Top of SOURCE DATA
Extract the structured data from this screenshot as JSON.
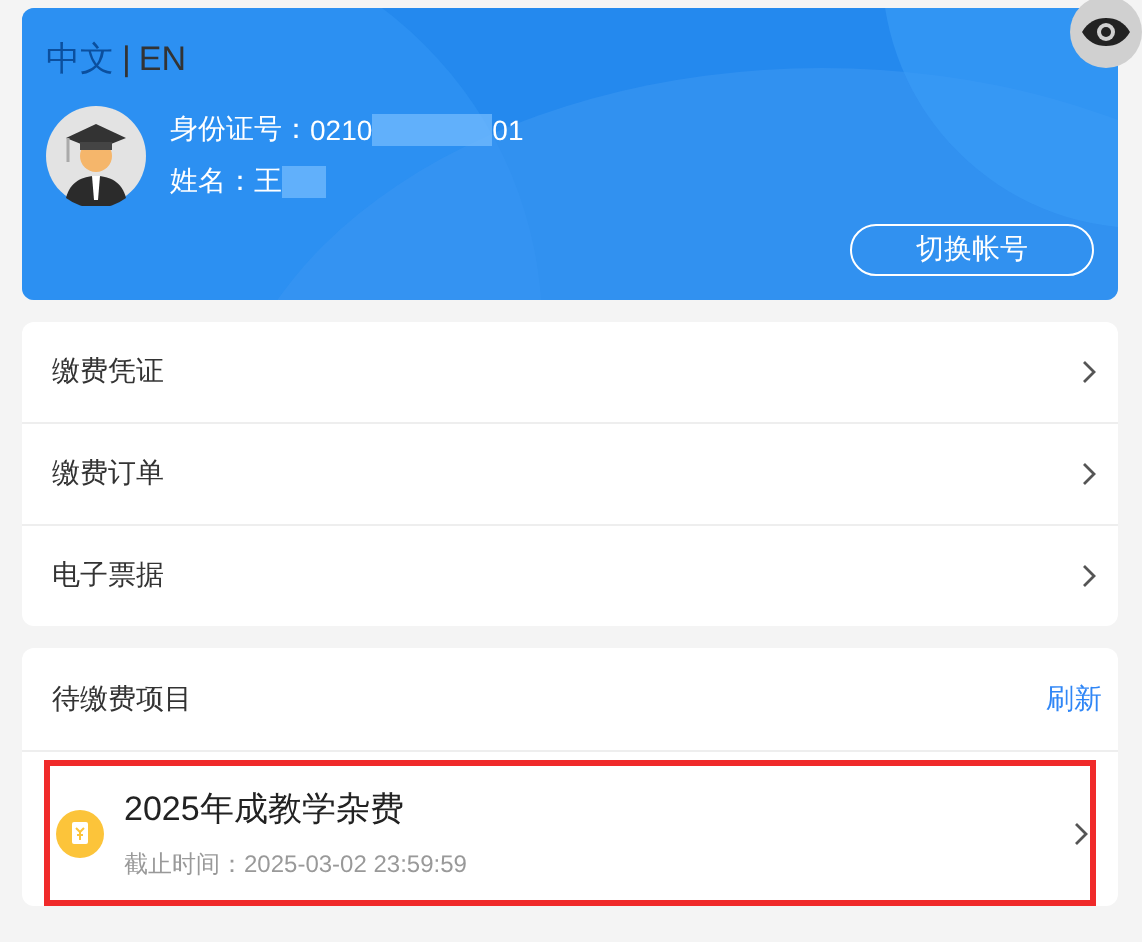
{
  "languages": [
    {
      "label": "中文",
      "selected": true
    },
    {
      "label": "EN",
      "selected": false
    }
  ],
  "language_separator": "|",
  "profile": {
    "id_label": "身份证号：",
    "id_value_start": "0210",
    "id_value_end": "01",
    "name_label": "姓名：",
    "name_value": "王"
  },
  "switch_account_button": "切换帐号",
  "menu": [
    {
      "label": "缴费凭证"
    },
    {
      "label": "缴费订单"
    },
    {
      "label": "电子票据"
    }
  ],
  "pending": {
    "title": "待缴费项目",
    "refresh": "刷新",
    "items": [
      {
        "name": "2025年成教学杂费",
        "deadline": "截止时间：2025-03-02 23:59:59",
        "highlighted": true
      }
    ]
  }
}
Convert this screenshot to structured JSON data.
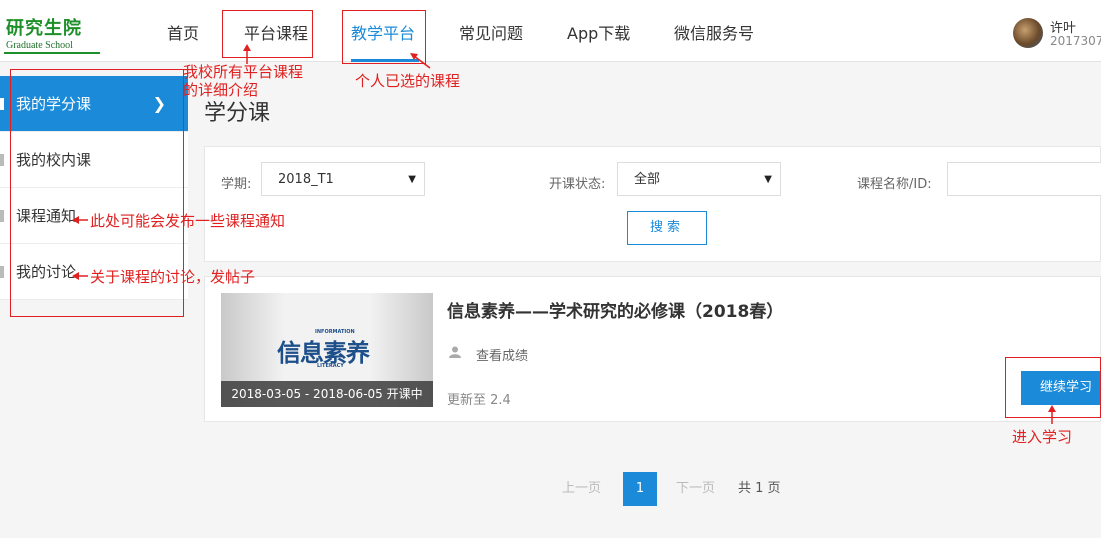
{
  "header": {
    "logo_cn": "研究生院",
    "logo_en": "Graduate School",
    "nav": [
      "首页",
      "平台课程",
      "教学平台",
      "常见问题",
      "App下载",
      "微信服务号"
    ],
    "active_nav": "教学平台",
    "user_name": "许叶",
    "user_id": "2017307"
  },
  "sidebar": {
    "items": [
      {
        "label": "我的学分课",
        "icon": "chevron-right-icon"
      },
      {
        "label": "我的校内课"
      },
      {
        "label": "课程通知"
      },
      {
        "label": "我的讨论"
      }
    ]
  },
  "main": {
    "title": "学分课",
    "filters": {
      "term_label": "学期:",
      "term_value": "2018_T1",
      "status_label": "开课状态:",
      "status_value": "全部",
      "name_label": "课程名称/ID:",
      "name_value": "",
      "search_button": "搜索"
    },
    "course": {
      "thumb_top": "INFORMATION",
      "thumb_main": "信息素养",
      "thumb_bottom": "LITERACY",
      "dates": "2018-03-05 - 2018-06-05 开课中",
      "title": "信息素养——学术研究的必修课（2018春）",
      "grade_link": "查看成绩",
      "updated": "更新至 2.4",
      "continue_button": "继续学习"
    },
    "pagination": {
      "prev": "上一页",
      "current": "1",
      "next": "下一页",
      "total": "共 1 页"
    }
  },
  "annotations": {
    "platform_courses": "我校所有平台课程",
    "platform_courses_2": "的详细介绍",
    "my_courses": "个人已选的课程",
    "notices": "此处可能会发布一些课程通知",
    "discussion": "关于课程的讨论，发帖子",
    "enter": "进入学习"
  },
  "colors": {
    "accent": "#1a8ad9",
    "annotation": "#e02020",
    "logo": "#1f8f2a"
  }
}
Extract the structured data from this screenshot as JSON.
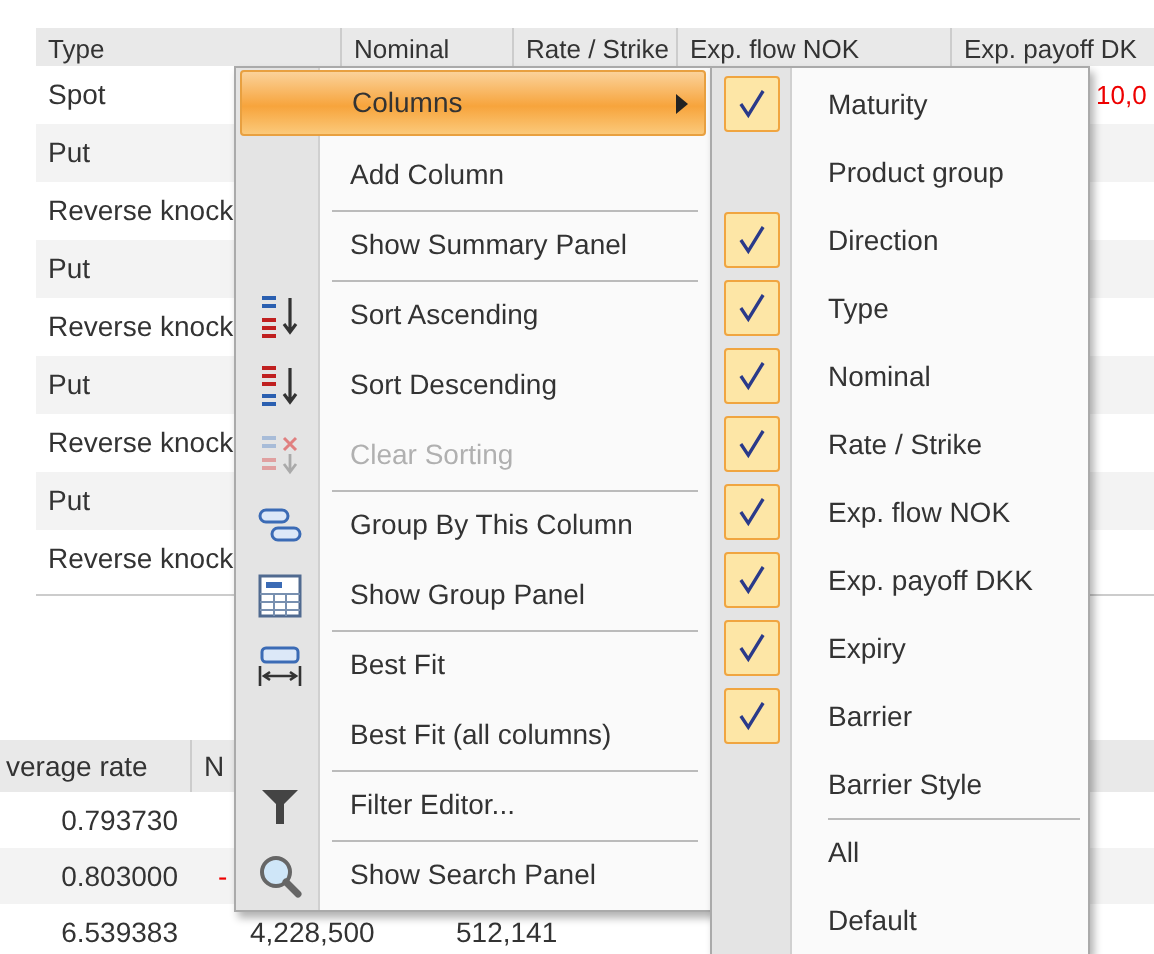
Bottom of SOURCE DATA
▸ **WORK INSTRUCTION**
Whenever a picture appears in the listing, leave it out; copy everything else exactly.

▸ **ANSWER TO THIS EXERCISE**
Extract the structured data from this screenshot as JSON.
{
  "languages": [
    {
      "label": "中文",
      "selected": true
    },
    {
      "label": "EN",
      "selected": false
    }
  ],
  "language_separator": "|",
  "profile": {
    "id_label": "身份证号：",
    "id_value_start": "0210",
    "id_value_end": "01",
    "name_label": "姓名：",
    "name_value": "王"
  },
  "switch_account_button": "切换帐号",
  "menu": [
    {
      "label": "缴费凭证"
    },
    {
      "label": "缴费订单"
    },
    {
      "label": "电子票据"
    }
  ],
  "pending": {
    "title": "待缴费项目",
    "refresh": "刷新",
    "items": [
      {
        "name": "2025年成教学杂费",
        "deadline": "截止时间：2025-03-02 23:59:59",
        "highlighted": true
      }
    ]
  }
}
Convert this screenshot to structured JSON data.
{
  "header": {
    "logo_cn": "研究生院",
    "logo_en": "Graduate School",
    "nav": [
      "首页",
      "平台课程",
      "教学平台",
      "常见问题",
      "App下载",
      "微信服务号"
    ],
    "active_nav": "教学平台",
    "user_name": "许叶",
    "user_id": "2017307"
  },
  "sidebar": {
    "items": [
      {
        "label": "我的学分课",
        "icon": "chevron-right-icon"
      },
      {
        "label": "我的校内课"
      },
      {
        "label": "课程通知"
      },
      {
        "label": "我的讨论"
      }
    ]
  },
  "main": {
    "title": "学分课",
    "filters": {
      "term_label": "学期:",
      "term_value": "2018_T1",
      "status_label": "开课状态:",
      "status_value": "全部",
      "name_label": "课程名称/ID:",
      "name_value": "",
      "search_button": "搜索"
    },
    "course": {
      "thumb_top": "INFORMATION",
      "thumb_main": "信息素养",
      "thumb_bottom": "LITERACY",
      "dates": "2018-03-05 - 2018-06-05 开课中",
      "title": "信息素养——学术研究的必修课（2018春）",
      "grade_link": "查看成绩",
      "updated": "更新至 2.4",
      "continue_button": "继续学习"
    },
    "pagination": {
      "prev": "上一页",
      "current": "1",
      "next": "下一页",
      "total": "共 1 页"
    }
  },
  "annotations": {
    "platform_courses": "我校所有平台课程",
    "platform_courses_2": "的详细介绍",
    "my_courses": "个人已选的课程",
    "notices": "此处可能会发布一些课程通知",
    "discussion": "关于课程的讨论，发帖子",
    "enter": "进入学习"
  },
  "colors": {
    "accent": "#1a8ad9",
    "annotation": "#e02020",
    "logo": "#1f8f2a"
  }
}
Extract the structured data from this screenshot as JSON.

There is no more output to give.